“Don’t,” he warned, tightening his arms. “I’ve got eyes on. You stand there and pretend I’m dazzling you with my wit and charm and you’re falling in love with me while I fill you in.”
Anna nodded and flashed him a stunning smile, leaning into him. His body, oblivious to the true circumstance, reacted immediately and quite predictably. Anna’s eyes widened and her smile turned almost feral.
Keep your mind on the job, man.
“How likely is it the kid we picked up the other day would attend a basketball game?” he asked, stepping back an inch so he could concentrate.
She shook her head. “He wouldn’t. He can’t even be bothered to go to school.”
Garrett described the car and the girl Tom had arrived with.
Anna shook her head. “This isn’t making sense. Tom likes girls but he goes for the petite dark-haired ones.”
“I’ve seen this one before.” Garrett closed his eyes and rifled through his memories. The girl’s face came to him like a series of photographs and he sought Anna’s gaze again. “At the mall and on the street where we found Tom. She’s one of the girls you chased off.”
Anna reacted visibly, a look of horror spreading over her fine features. “No,” she whispered. “It can’t be Cassie.”
“Would Cassie show at a basketball game?” he pursued, holding Anna tighter when her muscles tensed and she apparently readied herself to fly off in search of the teen. “Don’t,” he warned. “You can’t help them by jumping in this time.”
Anna went still. “Yes,” she replied, her voice flat. “Cassie would come to a basketball game. She’s a social girl, knows everyone, likes to hang out with friends. I’m pretty sure she drinks but she stays away from drugs. She wouldn’t even be Tom’s first choice of a backup date.” Anna closed her eyes briefly before opening them to lock on his. “Tom’s using her, isn’t he?”
Garrett kissed Anna on the forehead, as much for comfort as for cover. “We’ll sort it out, Anna. Maybe we can stop it before— Damn it!” he muttered when he spotted another anomaly.
In a casual movement, he kept his arm draped on Anna’s shoulders, steering them both into the crowd and toward the door.
“James, tell me what’s going on.”
“Local undercover—on the job and on the hunt,” he murmured in her ear as they crossed the threshold. “Time for us to move. Tom and the girl went this way.”
“The police? How do you know that?” she asked as they walked.
“I know,” he assured her.

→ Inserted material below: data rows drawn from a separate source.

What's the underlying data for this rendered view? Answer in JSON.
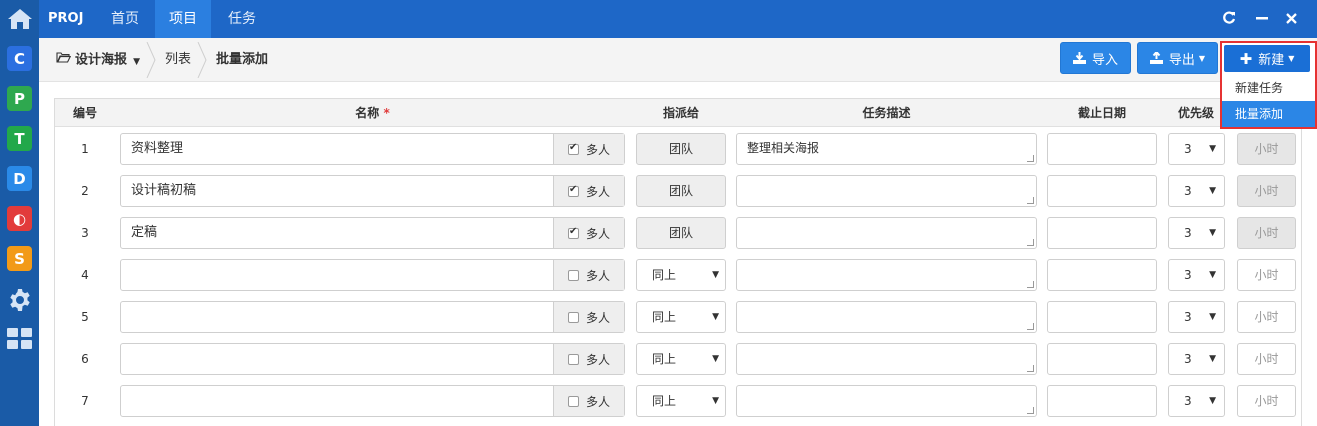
{
  "app": {
    "brand": "PROJ",
    "nav": [
      {
        "label": "首页"
      },
      {
        "label": "项目"
      },
      {
        "label": "任务"
      }
    ],
    "colors": {
      "topbar": "#1e67c7",
      "rail": "#1a5ba7",
      "accent": "#2b86e6",
      "highlight_border": "#e63232"
    }
  },
  "rail": {
    "apps": [
      {
        "letter": "C",
        "color": "#2b6fe0",
        "icon": "c-app-icon"
      },
      {
        "letter": "P",
        "color": "#2ea84f",
        "icon": "p-app-icon"
      },
      {
        "letter": "T",
        "color": "#22a84a",
        "icon": "t-app-icon"
      },
      {
        "letter": "D",
        "color": "#2a8ae8",
        "icon": "d-app-icon"
      },
      {
        "letter": "◐",
        "color": "#e23b3b",
        "icon": "o-app-icon"
      },
      {
        "letter": "S",
        "color": "#f29a18",
        "icon": "s-app-icon"
      }
    ]
  },
  "breadcrumb": {
    "project": "设计海报",
    "list": "列表",
    "current": "批量添加"
  },
  "toolbar": {
    "import_label": "导入",
    "export_label": "导出",
    "new_label": "新建"
  },
  "new_menu": {
    "items": [
      {
        "label": "新建任务"
      },
      {
        "label": "批量添加"
      }
    ]
  },
  "table": {
    "headers": {
      "num": "编号",
      "name": "名称",
      "required_mark": "*",
      "assign": "指派给",
      "desc": "任务描述",
      "deadline": "截止日期",
      "priority": "优先级"
    },
    "multi_label": "多人",
    "hours_placeholder": "小时",
    "rows": [
      {
        "num": "1",
        "name": "资料整理",
        "multi": true,
        "assign": "团队",
        "assign_mode": "team",
        "desc": "整理相关海报",
        "priority": "3"
      },
      {
        "num": "2",
        "name": "设计稿初稿",
        "multi": true,
        "assign": "团队",
        "assign_mode": "team",
        "desc": "",
        "priority": "3"
      },
      {
        "num": "3",
        "name": "定稿",
        "multi": true,
        "assign": "团队",
        "assign_mode": "team",
        "desc": "",
        "priority": "3"
      },
      {
        "num": "4",
        "name": "",
        "multi": false,
        "assign": "同上",
        "assign_mode": "select",
        "desc": "",
        "priority": "3"
      },
      {
        "num": "5",
        "name": "",
        "multi": false,
        "assign": "同上",
        "assign_mode": "select",
        "desc": "",
        "priority": "3"
      },
      {
        "num": "6",
        "name": "",
        "multi": false,
        "assign": "同上",
        "assign_mode": "select",
        "desc": "",
        "priority": "3"
      },
      {
        "num": "7",
        "name": "",
        "multi": false,
        "assign": "同上",
        "assign_mode": "select",
        "desc": "",
        "priority": "3"
      }
    ]
  }
}
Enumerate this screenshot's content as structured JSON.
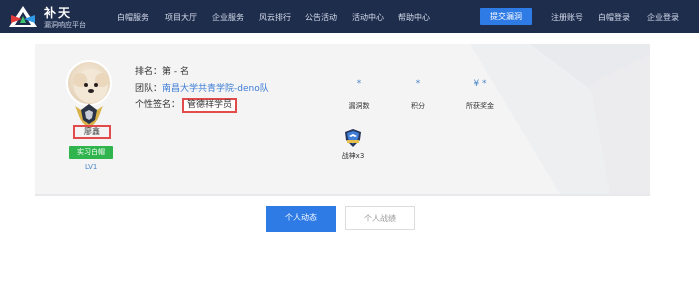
{
  "brand": {
    "name": "补天",
    "subtitle": "漏洞响应平台"
  },
  "nav": {
    "items": [
      "白帽服务",
      "项目大厅",
      "企业服务",
      "风云排行",
      "公告活动",
      "活动中心",
      "帮助中心"
    ],
    "submit_label": "提交漏洞",
    "right_items": [
      "注册账号",
      "白帽登录",
      "企业登录"
    ]
  },
  "profile": {
    "rank_prefix": "排名：",
    "rank_value": "第 - 名",
    "team_prefix": "团队：",
    "team_value": "南昌大学共青学院-deno队",
    "signature_prefix": "个性签名：",
    "signature_value": "管德祥学员",
    "nickname": "廖鑫",
    "tag": "实习白帽",
    "level": "LV1"
  },
  "stats": [
    {
      "value": "*",
      "label": "漏洞数"
    },
    {
      "value": "*",
      "label": "积分"
    },
    {
      "value": "¥ *",
      "label": "所获奖金"
    }
  ],
  "battle": {
    "label": "战神x3",
    "icon": "battle-shield-icon"
  },
  "tabs": {
    "active": "个人动态",
    "inactive": "个人战绩"
  },
  "colors": {
    "nav_bg": "#1f2d4d",
    "accent": "#2f7be6",
    "highlight_box": "#e24b4b",
    "tag_green": "#2fb44e",
    "link": "#3a7bd5"
  }
}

The undercover cop was going to be a problem, Garrett mused. There was no way to use her and no way to lose her, and no way was he going to blow her cover. And, he realized with a sinking feeling, anything he did that drew attention to him would end up in an official report somewhere down the line. So much for hiding in plain sight. He needed a new plan.
For now, though, he needed backup. Or rather Anna did. Garrett slowed his steps, lingered near the entrance as other people dodged them to enter the gymnasium. He pulled Anna to the side of the throng, pushing her up against the brick wall. He felt like a horny teenager and could only hope they didn’t stand out too much as he bent to gently capture her lips.
“Got your cell phone?” he asked against Anna’s mouth, continuing to nip playfully.
“Umm-hmmm,” she answered, with a combination of sigh and moan that made Garrett long to scrap his self-appointed mission and drag the woman in his arms off to a dark corner.
Instead, he pressed his hands on the wall to either side of Anna’s face while he nuzzled her beneath one ear and began to whisper instructions. “After we get seated, take out your phone, set it on vibrate, check your text messages. Act as though you got one but don’t be obvious–just keep it casual and normal. Then you text ‘back,’ to your friend, Keith…or your brother…or both. You text that Tom is dealing and tell them they should alert the local cops to that fact. Then you put the phone away and you pretend to enjoy the evening, and you stay the hell out of anything that happens.”
Anna pulled back abruptly and stared at him. She opened her mouth and drew a breath but whatever she was going to say, he stopped her with two fingers on her lips.
Looking forcefully into her eyes, Garrett said, “Just do it.”